» Exercise data
┄┄┄┄┄┄

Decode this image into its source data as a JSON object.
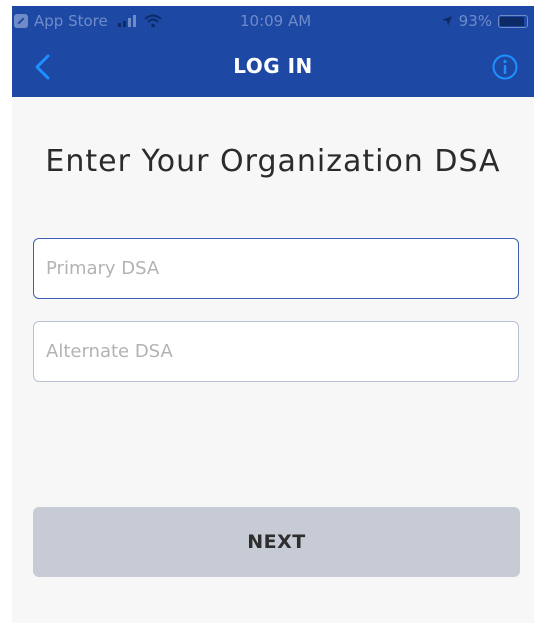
{
  "status_bar": {
    "back_app_label": "App Store",
    "time": "10:09 AM",
    "battery_percent": "93%",
    "battery_level": 0.93,
    "cellular_bars": 2
  },
  "nav": {
    "title": "LOG IN",
    "back_icon": "chevron-left-icon",
    "info_icon": "info-icon"
  },
  "main": {
    "heading": "Enter Your Organization DSA",
    "primary_field": {
      "placeholder": "Primary DSA",
      "value": ""
    },
    "alternate_field": {
      "placeholder": "Alternate DSA",
      "value": ""
    },
    "next_label": "NEXT"
  },
  "colors": {
    "header_bg": "#1d49a5",
    "screen_bg": "#f7f7f7",
    "accent": "#3e5fb3",
    "button_bg": "#c7cbd5"
  }
}
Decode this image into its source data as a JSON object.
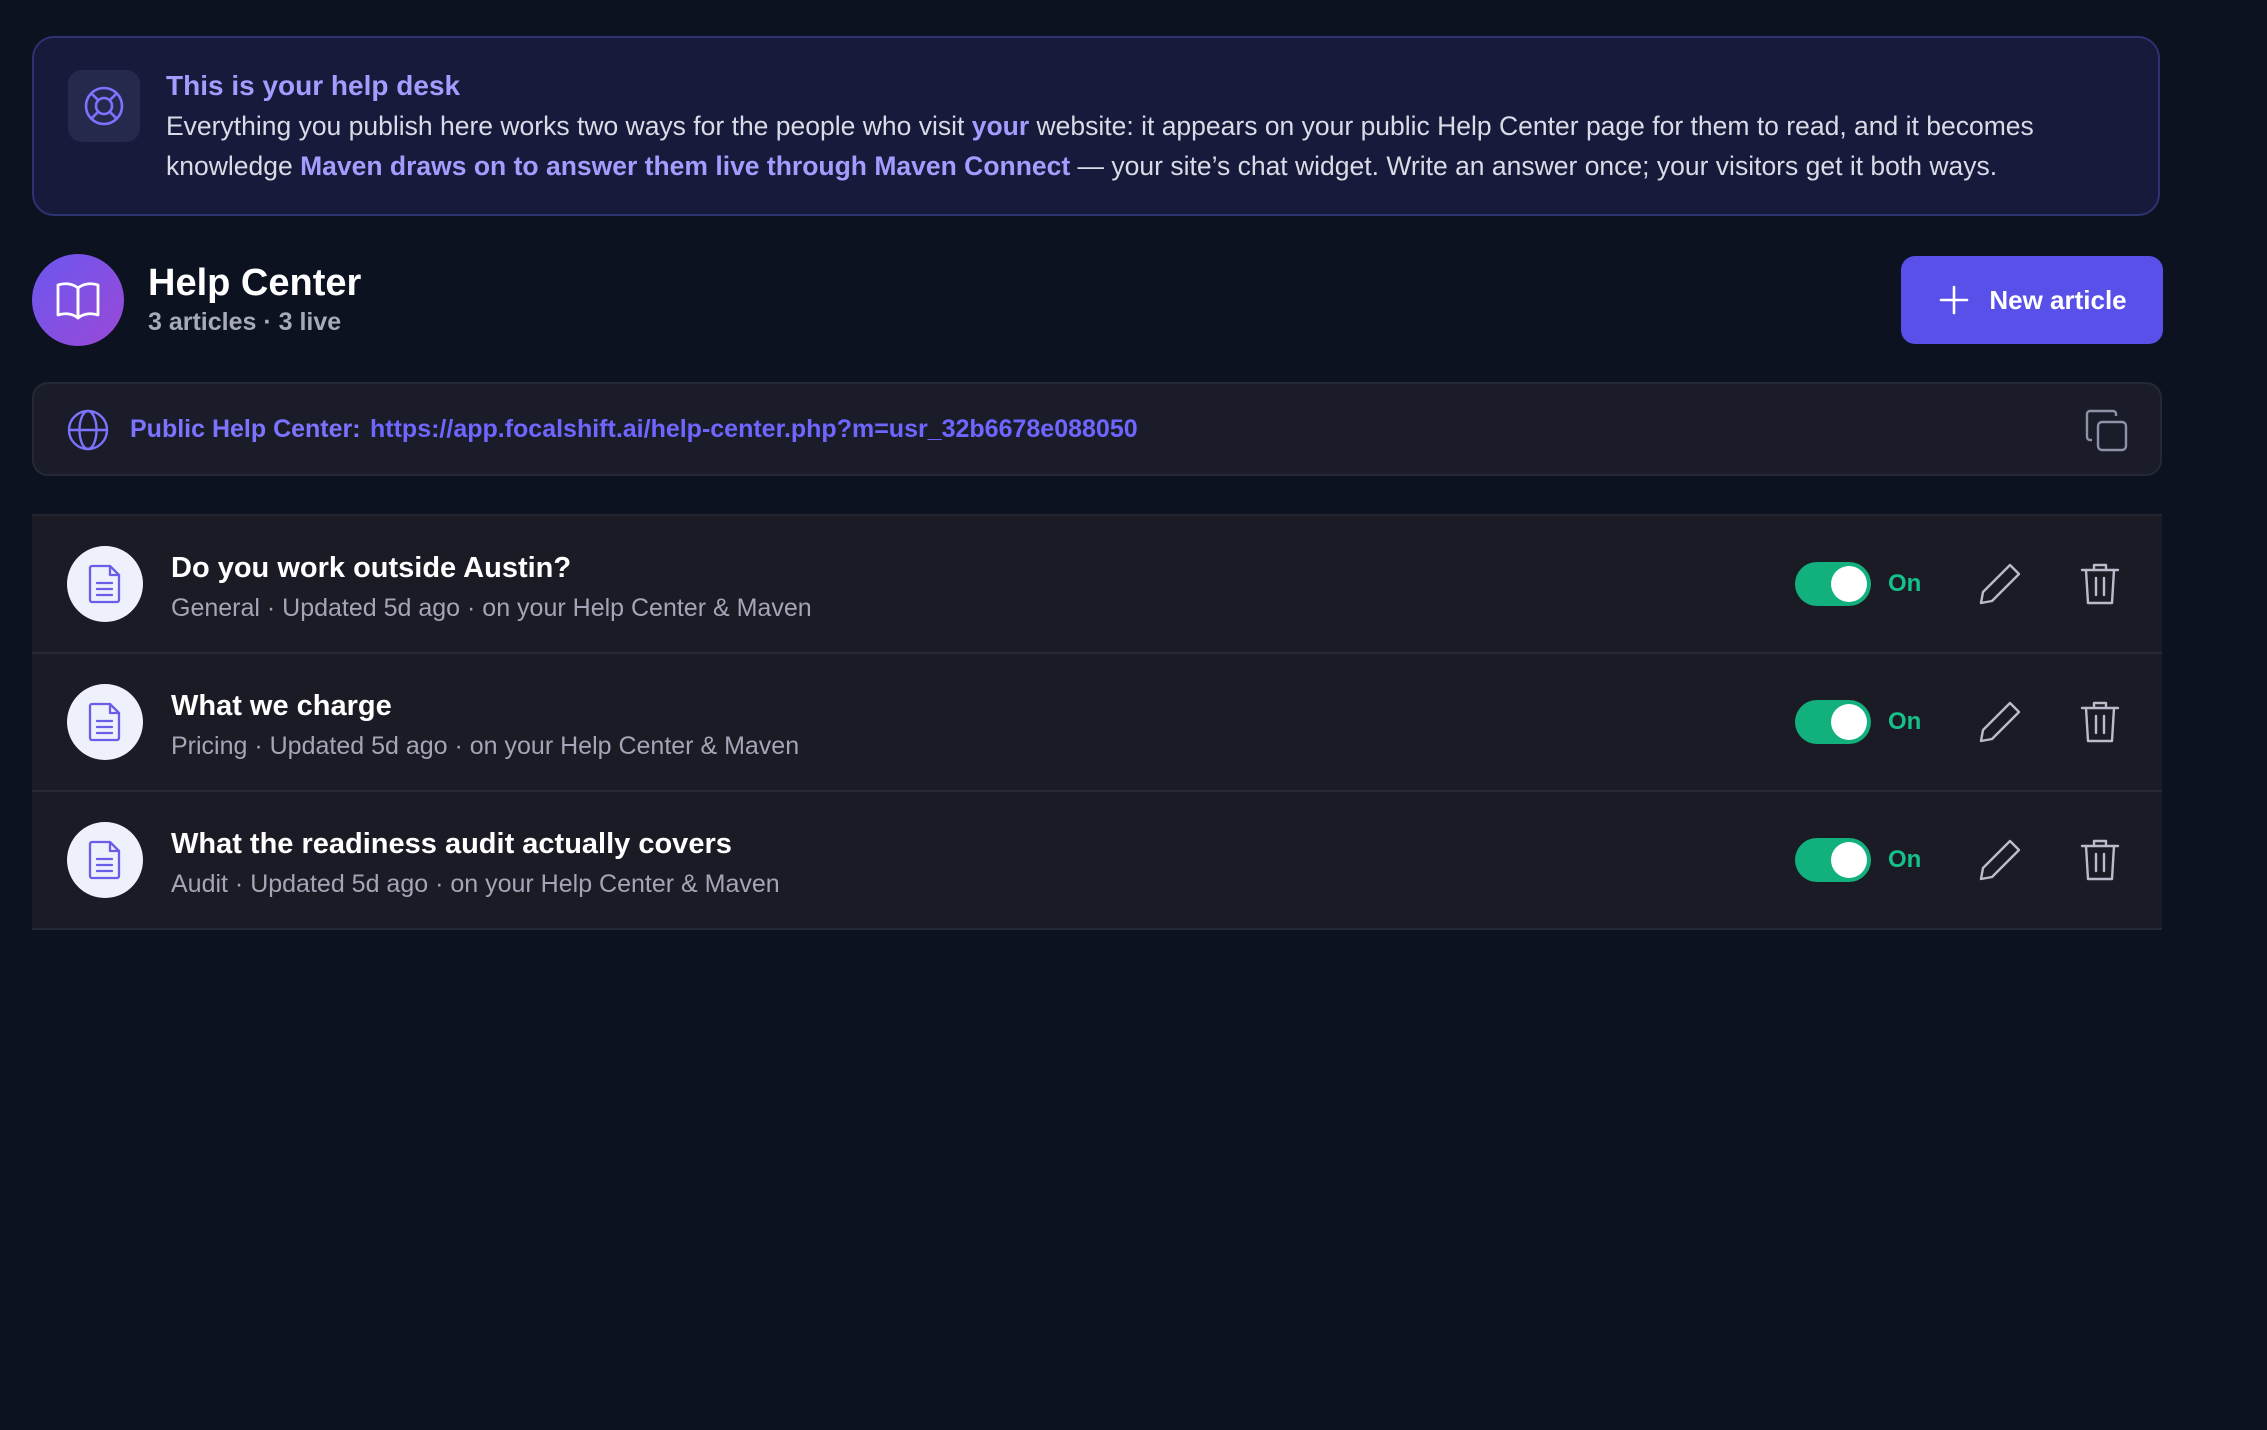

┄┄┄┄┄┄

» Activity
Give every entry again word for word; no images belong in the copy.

» Solution below
Decode this image into its source data as a JSON object.
{
  "status_bar": {
    "back_app_label": "App Store",
    "time": "10:09 AM",
    "battery_percent": "93%",
    "battery_level": 0.93,
    "cellular_bars": 2
  },
  "nav": {
    "title": "LOG IN",
    "back_icon": "chevron-left-icon",
    "info_icon": "info-icon"
  },
  "main": {
    "heading": "Enter Your Organization DSA",
    "primary_field": {
      "placeholder": "Primary DSA",
      "value": ""
    },
    "alternate_field": {
      "placeholder": "Alternate DSA",
      "value": ""
    },
    "next_label": "NEXT"
  },
  "colors": {
    "header_bg": "#1d49a5",
    "screen_bg": "#f7f7f7",
    "accent": "#3e5fb3",
    "button_bg": "#c7cbd5"
  }
}
Decode this image into its source data as a JSON object.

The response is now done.